(Extracted records)
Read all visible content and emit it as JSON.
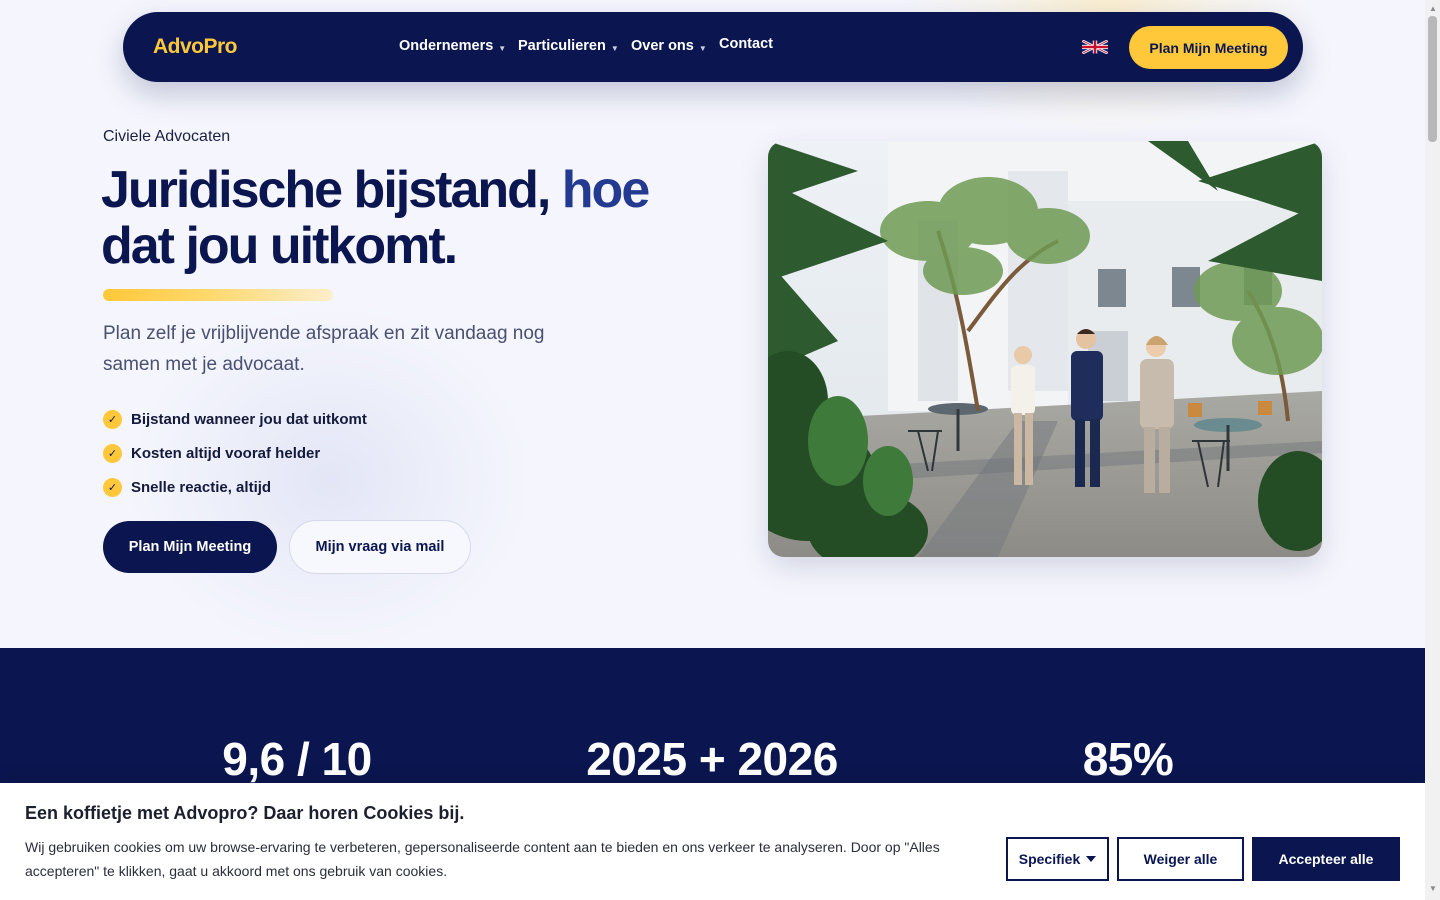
{
  "nav": {
    "logo": "AdvoPro",
    "items": [
      {
        "label": "Ondernemers",
        "dropdown": true
      },
      {
        "label": "Particulieren",
        "dropdown": true
      },
      {
        "label": "Over ons",
        "dropdown": true
      },
      {
        "label": "Contact",
        "dropdown": false
      }
    ],
    "language_icon": "uk-flag-icon",
    "cta_label": "Plan Mijn Meeting"
  },
  "hero": {
    "eyebrow": "Civiele Advocaten",
    "headline_part1": "Juridische bijstand,",
    "headline_part2": "hoe",
    "headline_part3": "dat jou uitkomt.",
    "lead": "Plan zelf je vrijblijvende afspraak en zit vandaag nog samen met je advocaat.",
    "checks": [
      "Bijstand wanneer jou dat uitkomt",
      "Kosten altijd vooraf helder",
      "Snelle reactie, altijd"
    ],
    "primary_button": "Plan Mijn Meeting",
    "secondary_button": "Mijn vraag via mail"
  },
  "stats": [
    "9,6 / 10",
    "2025 + 2026",
    "85%"
  ],
  "cookie": {
    "title": "Een koffietje met Advopro? Daar horen Cookies bij.",
    "text": "Wij gebruiken cookies om uw browse-ervaring te verbeteren, gepersonaliseerde content aan te bieden en ons verkeer te analyseren. Door op \"Alles accepteren\" te klikken, gaat u akkoord met ons gebruik van cookies.",
    "specific_label": "Specifiek",
    "reject_label": "Weiger alle",
    "accept_label": "Accepteer alle"
  },
  "colors": {
    "navy": "#0b1650",
    "accent_blue": "#243a91",
    "gold": "#ffc83a",
    "background": "#f5f6fd"
  }
}
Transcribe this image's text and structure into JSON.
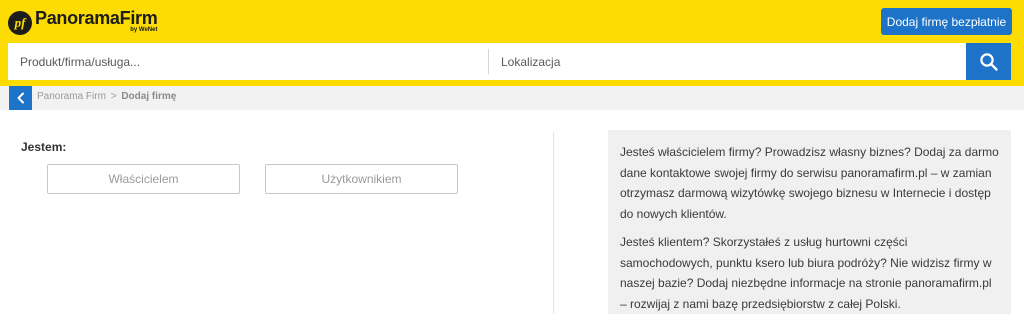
{
  "brand": {
    "badge": "pf",
    "name": "PanoramaFirm",
    "sub": "by WeNet"
  },
  "header": {
    "add_company_label": "Dodaj firmę bezpłatnie"
  },
  "search": {
    "product_placeholder": "Produkt/firma/usługa...",
    "location_placeholder": "Lokalizacja"
  },
  "breadcrumb": {
    "home": "Panorama Firm",
    "separator": ">",
    "current": "Dodaj firmę"
  },
  "form": {
    "label": "Jestem:",
    "owner_label": "Właścicielem",
    "user_label": "Użytkownikiem"
  },
  "info": {
    "paragraph_owner": "Jesteś właścicielem firmy? Prowadzisz własny biznes? Dodaj za darmo dane kontaktowe swojej firmy do serwisu panoramafirm.pl – w zamian otrzymasz darmową wizytówkę swojego biznesu w Internecie i dostęp do nowych klientów.",
    "paragraph_client": "Jesteś klientem? Skorzystałeś z usług hurtowni części samochodowych, punktu ksero lub biura podróży? Nie widzisz firmy w naszej bazie? Dodaj niezbędne informacje na stronie panoramafirm.pl – rozwijaj z nami bazę przedsiębiorstw z całej Polski."
  },
  "icons": {
    "search": "search-icon",
    "back": "chevron-left-icon"
  },
  "colors": {
    "header_yellow": "#fddc03",
    "accent_blue": "#1c73c8"
  }
}
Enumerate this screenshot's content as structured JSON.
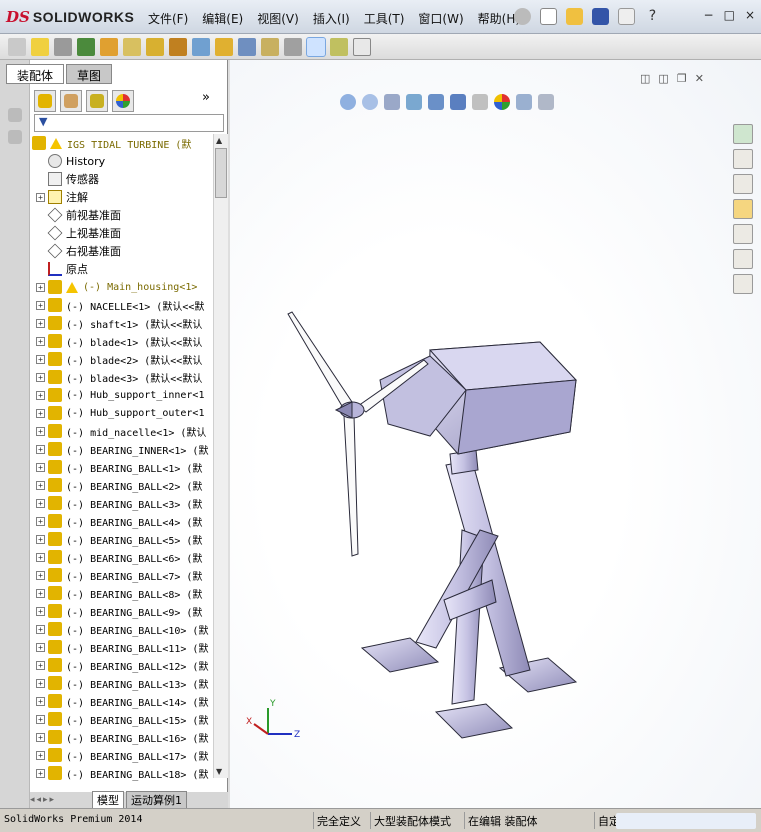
{
  "app": {
    "title": "SOLIDWORKS",
    "brand_prefix": "DS",
    "menus": [
      "文件(F)",
      "编辑(E)",
      "视图(V)",
      "插入(I)",
      "工具(T)",
      "窗口(W)",
      "帮助(H)"
    ],
    "window_buttons": [
      "−",
      "□",
      "×"
    ]
  },
  "panel": {
    "tabs": [
      "装配体",
      "草图"
    ],
    "bottom_tabs": [
      "模型",
      "运动算例1"
    ],
    "expand_chevron": "»"
  },
  "tree": {
    "root": "IGS  TIDAL TURBINE  (默",
    "items": [
      {
        "label": "History",
        "icon": "history-icon",
        "expandable": false
      },
      {
        "label": "传感器",
        "icon": "sensor-icon",
        "expandable": false
      },
      {
        "label": "注解",
        "icon": "annotation-icon",
        "expandable": true
      },
      {
        "label": "前视基准面",
        "icon": "plane-icon",
        "expandable": false
      },
      {
        "label": "上视基准面",
        "icon": "plane-icon",
        "expandable": false
      },
      {
        "label": "右视基准面",
        "icon": "plane-icon",
        "expandable": false
      },
      {
        "label": "原点",
        "icon": "origin-icon",
        "expandable": false
      },
      {
        "label": "(-) Main_housing<1>",
        "icon": "part-warning-icon",
        "expandable": true,
        "warning": true
      },
      {
        "label": "(-) NACELLE<1> (默认<<默",
        "icon": "part-icon",
        "expandable": true
      },
      {
        "label": "(-) shaft<1> (默认<<默认",
        "icon": "part-icon",
        "expandable": true
      },
      {
        "label": "(-) blade<1> (默认<<默认",
        "icon": "part-icon",
        "expandable": true
      },
      {
        "label": "(-) blade<2> (默认<<默认",
        "icon": "part-icon",
        "expandable": true
      },
      {
        "label": "(-) blade<3> (默认<<默认",
        "icon": "part-icon",
        "expandable": true
      },
      {
        "label": "(-) Hub_support_inner<1",
        "icon": "part-icon",
        "expandable": true
      },
      {
        "label": "(-) Hub_support_outer<1",
        "icon": "part-icon",
        "expandable": true
      },
      {
        "label": "(-) mid_nacelle<1> (默认",
        "icon": "part-icon",
        "expandable": true
      },
      {
        "label": "(-) BEARING_INNER<1> (默",
        "icon": "part-icon",
        "expandable": true
      },
      {
        "label": "(-) BEARING_BALL<1> (默",
        "icon": "part-icon",
        "expandable": true
      },
      {
        "label": "(-) BEARING_BALL<2> (默",
        "icon": "part-icon",
        "expandable": true
      },
      {
        "label": "(-) BEARING_BALL<3> (默",
        "icon": "part-icon",
        "expandable": true
      },
      {
        "label": "(-) BEARING_BALL<4> (默",
        "icon": "part-icon",
        "expandable": true
      },
      {
        "label": "(-) BEARING_BALL<5> (默",
        "icon": "part-icon",
        "expandable": true
      },
      {
        "label": "(-) BEARING_BALL<6> (默",
        "icon": "part-icon",
        "expandable": true
      },
      {
        "label": "(-) BEARING_BALL<7> (默",
        "icon": "part-icon",
        "expandable": true
      },
      {
        "label": "(-) BEARING_BALL<8> (默",
        "icon": "part-icon",
        "expandable": true
      },
      {
        "label": "(-) BEARING_BALL<9> (默",
        "icon": "part-icon",
        "expandable": true
      },
      {
        "label": "(-) BEARING_BALL<10> (默",
        "icon": "part-icon",
        "expandable": true
      },
      {
        "label": "(-) BEARING_BALL<11> (默",
        "icon": "part-icon",
        "expandable": true
      },
      {
        "label": "(-) BEARING_BALL<12> (默",
        "icon": "part-icon",
        "expandable": true
      },
      {
        "label": "(-) BEARING_BALL<13> (默",
        "icon": "part-icon",
        "expandable": true
      },
      {
        "label": "(-) BEARING_BALL<14> (默",
        "icon": "part-icon",
        "expandable": true
      },
      {
        "label": "(-) BEARING_BALL<15> (默",
        "icon": "part-icon",
        "expandable": true
      },
      {
        "label": "(-) BEARING_BALL<16> (默",
        "icon": "part-icon",
        "expandable": true
      },
      {
        "label": "(-) BEARING_BALL<17> (默",
        "icon": "part-icon",
        "expandable": true
      },
      {
        "label": "(-) BEARING_BALL<18> (默",
        "icon": "part-icon",
        "expandable": true
      }
    ]
  },
  "status": {
    "app_name": "SolidWorks Premium 2014",
    "segments": [
      "完全定义",
      "大型装配体模式",
      "在编辑 装配体",
      "自定义"
    ]
  },
  "colors": {
    "accent": "#3a6fc4",
    "part_icon": "#e2b400",
    "warning": "#f5c400",
    "model_body": "#c9c6e8",
    "model_edge": "#2a2a3a"
  }
}
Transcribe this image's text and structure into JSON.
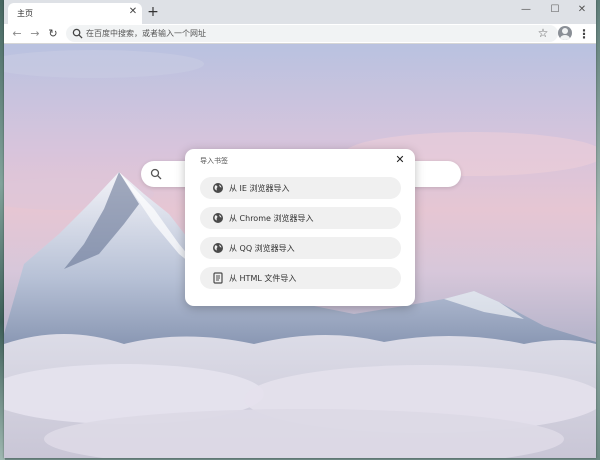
{
  "browser": {
    "tab": {
      "title": "主页"
    },
    "omnibox": {
      "placeholder": "在百度中搜索，或者输入一个网址"
    }
  },
  "icons": {
    "tab_close": "close-icon",
    "new_tab": "plus-icon",
    "minimize": "minimize-icon",
    "maximize": "maximize-icon",
    "close": "close-icon",
    "back": "arrow-left-icon",
    "forward": "arrow-right-icon",
    "reload": "reload-icon",
    "bookmark": "star-icon",
    "profile": "avatar-icon",
    "menu": "more-vertical-icon",
    "search": "search-icon",
    "globe": "globe-icon",
    "file": "document-icon"
  },
  "dialog": {
    "title": "导入书签",
    "options": [
      {
        "label": "从 IE 浏览器导入",
        "icon": "globe-icon"
      },
      {
        "label": "从 Chrome 浏览器导入",
        "icon": "globe-icon"
      },
      {
        "label": "从 QQ 浏览器导入",
        "icon": "globe-icon"
      },
      {
        "label": "从 HTML 文件导入",
        "icon": "document-icon"
      }
    ]
  },
  "colors": {
    "tabstrip": "#dee1e6",
    "omnibox": "#f1f3f4",
    "option_bg": "#f0f0f0"
  }
}
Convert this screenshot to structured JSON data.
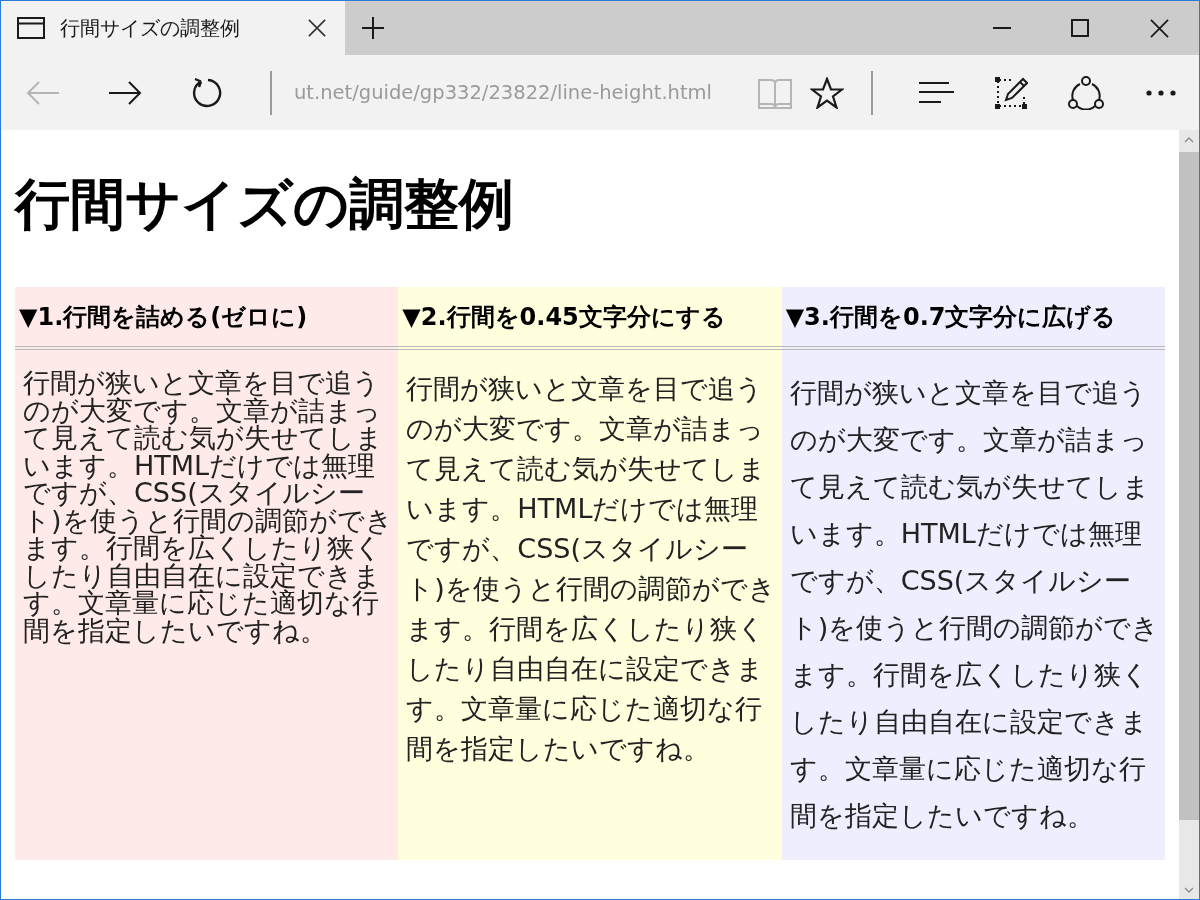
{
  "tabs": [
    {
      "title": "行間サイズの調整例",
      "selected": true
    }
  ],
  "nav_buttons": [
    {
      "kind": "back",
      "disabled": true
    },
    {
      "kind": "forward",
      "disabled": false
    },
    {
      "kind": "refresh",
      "disabled": false
    }
  ],
  "address": "ut.net/guide/gp332/23822/line-height.html",
  "address_buttons": [
    {
      "kind": "reading",
      "disabled": true
    },
    {
      "kind": "favorite",
      "disabled": false
    }
  ],
  "tools": [
    {
      "kind": "hub"
    },
    {
      "kind": "notes"
    },
    {
      "kind": "share"
    },
    {
      "kind": "more"
    }
  ],
  "page": {
    "heading": "行間サイズの調整例",
    "columns": [
      {
        "heading": "▼1.行間を詰める(ゼロに)",
        "kind": "tight",
        "color": "#ffeaea",
        "text": "行間が狭いと文章を目で追うのが大変です。文章が詰まって見えて読む気が失せてしまいます。HTMLだけでは無理ですが、CSS(スタイルシート)を使うと行間の調節ができます。行間を広くしたり狭くしたり自由自在に設定できます。文章量に応じた適切な行間を指定したいですね。"
      },
      {
        "heading": "▼2.行間を0.45文字分にする",
        "kind": "medium",
        "color": "#ffffdd",
        "text": "行間が狭いと文章を目で追うのが大変です。文章が詰まって見えて読む気が失せてしまいます。HTMLだけでは無理ですが、CSS(スタイルシート)を使うと行間の調節ができます。行間を広くしたり狭くしたり自由自在に設定できます。文章量に応じた適切な行間を指定したいですね。"
      },
      {
        "heading": "▼3.行間を0.7文字分に広げる",
        "kind": "wide",
        "color": "#eeeeff",
        "text": "行間が狭いと文章を目で追うのが大変です。文章が詰まって見えて読む気が失せてしまいます。HTMLだけでは無理ですが、CSS(スタイルシート)を使うと行間の調節ができます。行間を広くしたり狭くしたり自由自在に設定できます。文章量に応じた適切な行間を指定したいですね。"
      }
    ]
  }
}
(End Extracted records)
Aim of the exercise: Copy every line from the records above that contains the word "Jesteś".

Completed task:
    "paragraph_owner": "Jesteś właścicielem firmy? Prowadzisz własny biznes? Dodaj za darmo dane kontaktowe swojej firmy do serwisu panoramafirm.pl – w zamian otrzymasz darmową wizytówkę swojego biznesu w Internecie i dostęp do nowych klientów.",
    "paragraph_client": "Jesteś klientem? Skorzystałeś z usług hurtowni części samochodowych, punktu ksero lub biura podróży? Nie widzisz firmy w naszej bazie? Dodaj niezbędne informacje na stronie panoramafirm.pl – rozwijaj z nami bazę przedsiębiorstw z całej Polski."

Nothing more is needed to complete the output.